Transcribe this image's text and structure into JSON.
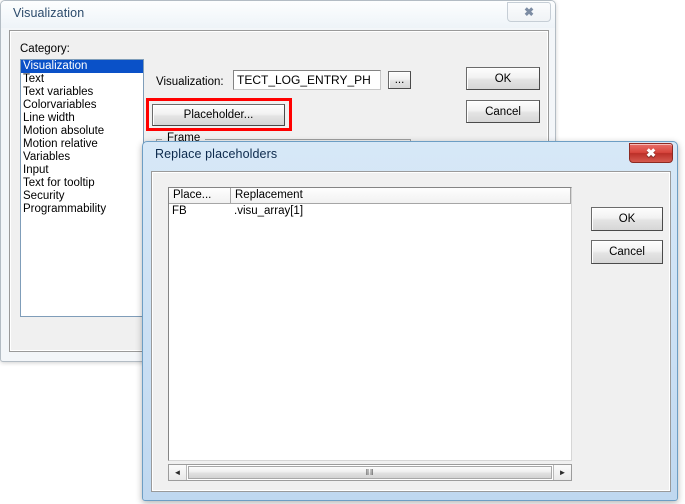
{
  "visualization_dialog": {
    "title": "Visualization",
    "close_icon": "close-icon",
    "category_label": "Category:",
    "categories": [
      "Visualization",
      "Text",
      "Text variables",
      "Colorvariables",
      "Line width",
      "Motion absolute",
      "Motion relative",
      "Variables",
      "Input",
      "Text for tooltip",
      "Security",
      "Programmability"
    ],
    "selected_category": "Visualization",
    "visualization_field_label": "Visualization:",
    "visualization_value": "TECT_LOG_ENTRY_PH",
    "browse_button": "...",
    "placeholder_button": "Placeholder...",
    "frame_group_label": "Frame",
    "ok_button": "OK",
    "cancel_button": "Cancel"
  },
  "replace_dialog": {
    "title": "Replace placeholders",
    "close_icon": "close-icon",
    "table": {
      "columns": [
        "Place...",
        "Replacement"
      ],
      "rows": [
        {
          "placeholder": "FB",
          "replacement": ".visu_array[1]"
        }
      ]
    },
    "ok_button": "OK",
    "cancel_button": "Cancel",
    "scrollbar": {
      "left_arrow": "◄",
      "right_arrow": "►",
      "grip": "‖‖"
    }
  },
  "colors": {
    "selection_blue": "#0a51c8",
    "annotation_red": "#ff0000",
    "active_title_blue": "#cbe0f4",
    "close_red": "#d8453c",
    "dialog_face": "#f0f0f0"
  }
}
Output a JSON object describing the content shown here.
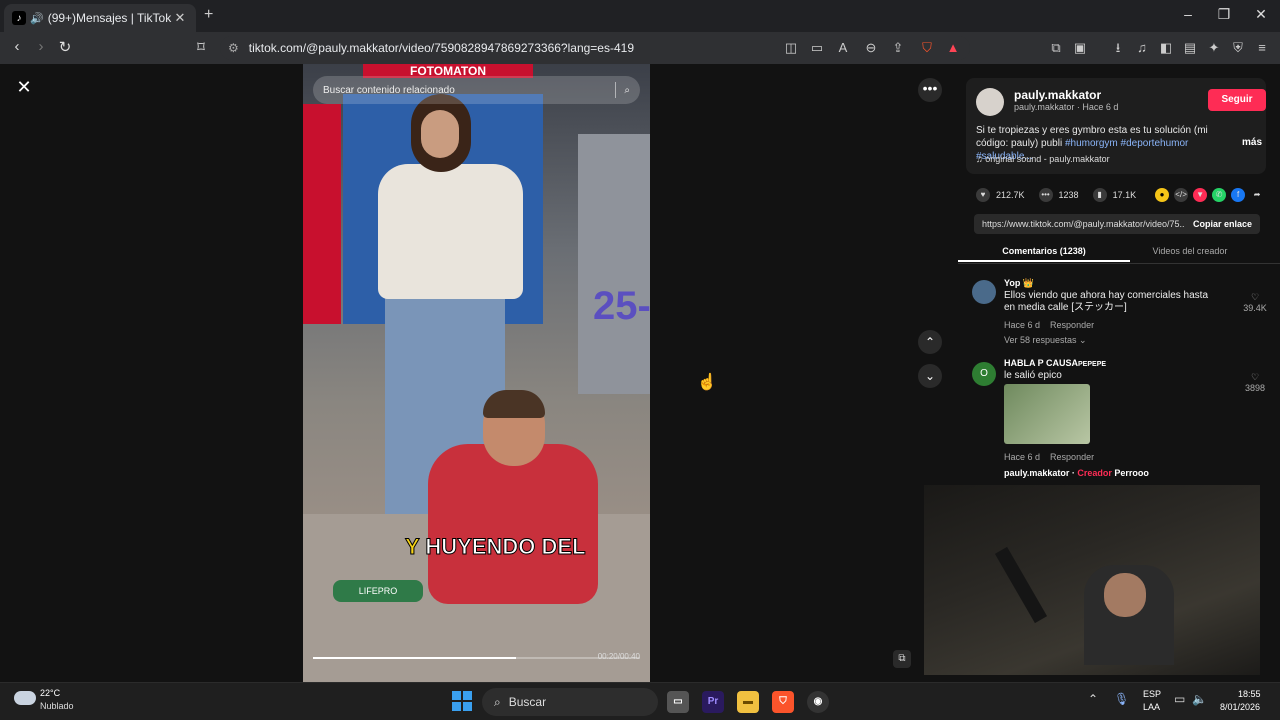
{
  "browser": {
    "tab_title": "(99+)Mensajes | TikTok",
    "tab_favicon": "tiktok-logo",
    "new_tab_label": "+",
    "url": "tiktok.com/@pauly.makkator/video/7590828947869273366?lang=es-419",
    "window_controls": [
      "minimize",
      "maximize",
      "close"
    ]
  },
  "video": {
    "search_placeholder": "Buscar contenido relacionado",
    "sign_text": "FOTOMATON",
    "graffiti_text": "25-",
    "caption_highlight": "Y",
    "caption_rest": " HUYENDO DEL",
    "bottle_brand": "LIFEPRO",
    "timestamp": "00:20/00:40",
    "progress": 0.62
  },
  "post": {
    "author_name": "pauly.makkator",
    "author_meta": "pauly.makkator · Hace 6 d",
    "follow_label": "Seguir",
    "description": "Si te tropiezas y eres gymbro esta es tu solución (mi código: pauly) publi ",
    "hashtags": "#humorgym #deportehumor #saludable...",
    "more_label": "más",
    "sound": "original sound - pauly.makkator",
    "likes": "212.7K",
    "comments_count": "1238",
    "saves": "17.1K",
    "share_link": "https://www.tiktok.com/@pauly.makkator/video/75...",
    "copy_label": "Copiar enlace",
    "tab_comments": "Comentarios (1238)",
    "tab_creator": "Videos del creador"
  },
  "comments": [
    {
      "user": "Yop 👑",
      "text": "Ellos viendo que ahora hay comerciales hasta en media calle [ステッカー]",
      "time": "Hace 6 d",
      "reply_label": "Responder",
      "likes": "39.4K",
      "replies": "Ver 58 respuestas ⌄"
    },
    {
      "user": "HABLA P CAUSA",
      "badge": "PEPEPE",
      "text": "le salió epico",
      "time": "Hace 6 d",
      "reply_label": "Responder",
      "likes": "3898",
      "reply_user": "pauly.makkator",
      "reply_creator": "Creador",
      "reply_text": "Perrooo"
    }
  ],
  "taskbar": {
    "weather_temp": "22°C",
    "weather_desc": "Nublado",
    "search_label": "Buscar",
    "lang_line1": "ESP",
    "lang_line2": "LAA",
    "time": "18:55",
    "date": "8/01/2026",
    "apps": [
      "premiere-pro",
      "file-explorer",
      "brave-browser",
      "obs"
    ]
  },
  "colors": {
    "follow_button": "#fe2c55",
    "hashtag": "#8ab4f8",
    "caption_highlight": "#f7d417",
    "creator_tag": "#fe2c55"
  }
}
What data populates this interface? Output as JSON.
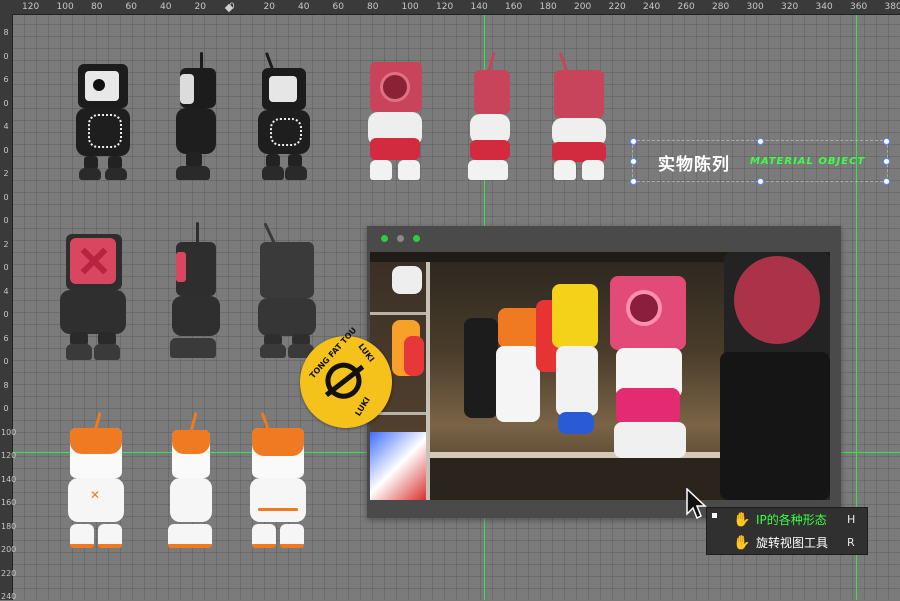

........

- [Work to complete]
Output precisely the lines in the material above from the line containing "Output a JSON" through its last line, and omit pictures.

- [Finished task]
Output a JSON object describing the content shown here.
{
  "browser": {
    "tab_title": "(99+)Mensajes | TikTok",
    "tab_favicon": "tiktok-logo",
    "new_tab_label": "+",
    "url": "tiktok.com/@pauly.makkator/video/7590828947869273366?lang=es-419",
    "window_controls": [
      "minimize",
      "maximize",
      "close"
    ]
  },
  "video": {
    "search_placeholder": "Buscar contenido relacionado",
    "sign_text": "FOTOMATON",
    "graffiti_text": "25-",
    "caption_highlight": "Y",
    "caption_rest": " HUYENDO DEL",
    "bottle_brand": "LIFEPRO",
    "timestamp": "00:20/00:40",
    "progress": 0.62
  },
  "post": {
    "author_name": "pauly.makkator",
    "author_meta": "pauly.makkator · Hace 6 d",
    "follow_label": "Seguir",
    "description": "Si te tropiezas y eres gymbro esta es tu solución (mi código: pauly) publi ",
    "hashtags": "#humorgym #deportehumor #saludable...",
    "more_label": "más",
    "sound": "original sound - pauly.makkator",
    "likes": "212.7K",
    "comments_count": "1238",
    "saves": "17.1K",
    "share_link": "https://www.tiktok.com/@pauly.makkator/video/75...",
    "copy_label": "Copiar enlace",
    "tab_comments": "Comentarios (1238)",
    "tab_creator": "Videos del creador"
  },
  "comments": [
    {
      "user": "Yop 👑",
      "text": "Ellos viendo que ahora hay comerciales hasta en media calle [ステッカー]",
      "time": "Hace 6 d",
      "reply_label": "Responder",
      "likes": "39.4K",
      "replies": "Ver 58 respuestas ⌄"
    },
    {
      "user": "HABLA P CAUSA",
      "badge": "PEPEPE",
      "text": "le salió epico",
      "time": "Hace 6 d",
      "reply_label": "Responder",
      "likes": "3898",
      "reply_user": "pauly.makkator",
      "reply_creator": "Creador",
      "reply_text": "Perrooo"
    }
  ],
  "taskbar": {
    "weather_temp": "22°C",
    "weather_desc": "Nublado",
    "search_label": "Buscar",
    "lang_line1": "ESP",
    "lang_line2": "LAA",
    "time": "18:55",
    "date": "8/01/2026",
    "apps": [
      "premiere-pro",
      "file-explorer",
      "brave-browser",
      "obs"
    ]
  },
  "colors": {
    "follow_button": "#fe2c55",
    "hashtag": "#8ab4f8",
    "caption_highlight": "#f7d417",
    "creator_tag": "#fe2c55"
  }
}
What data populates this interface? Output as JSON.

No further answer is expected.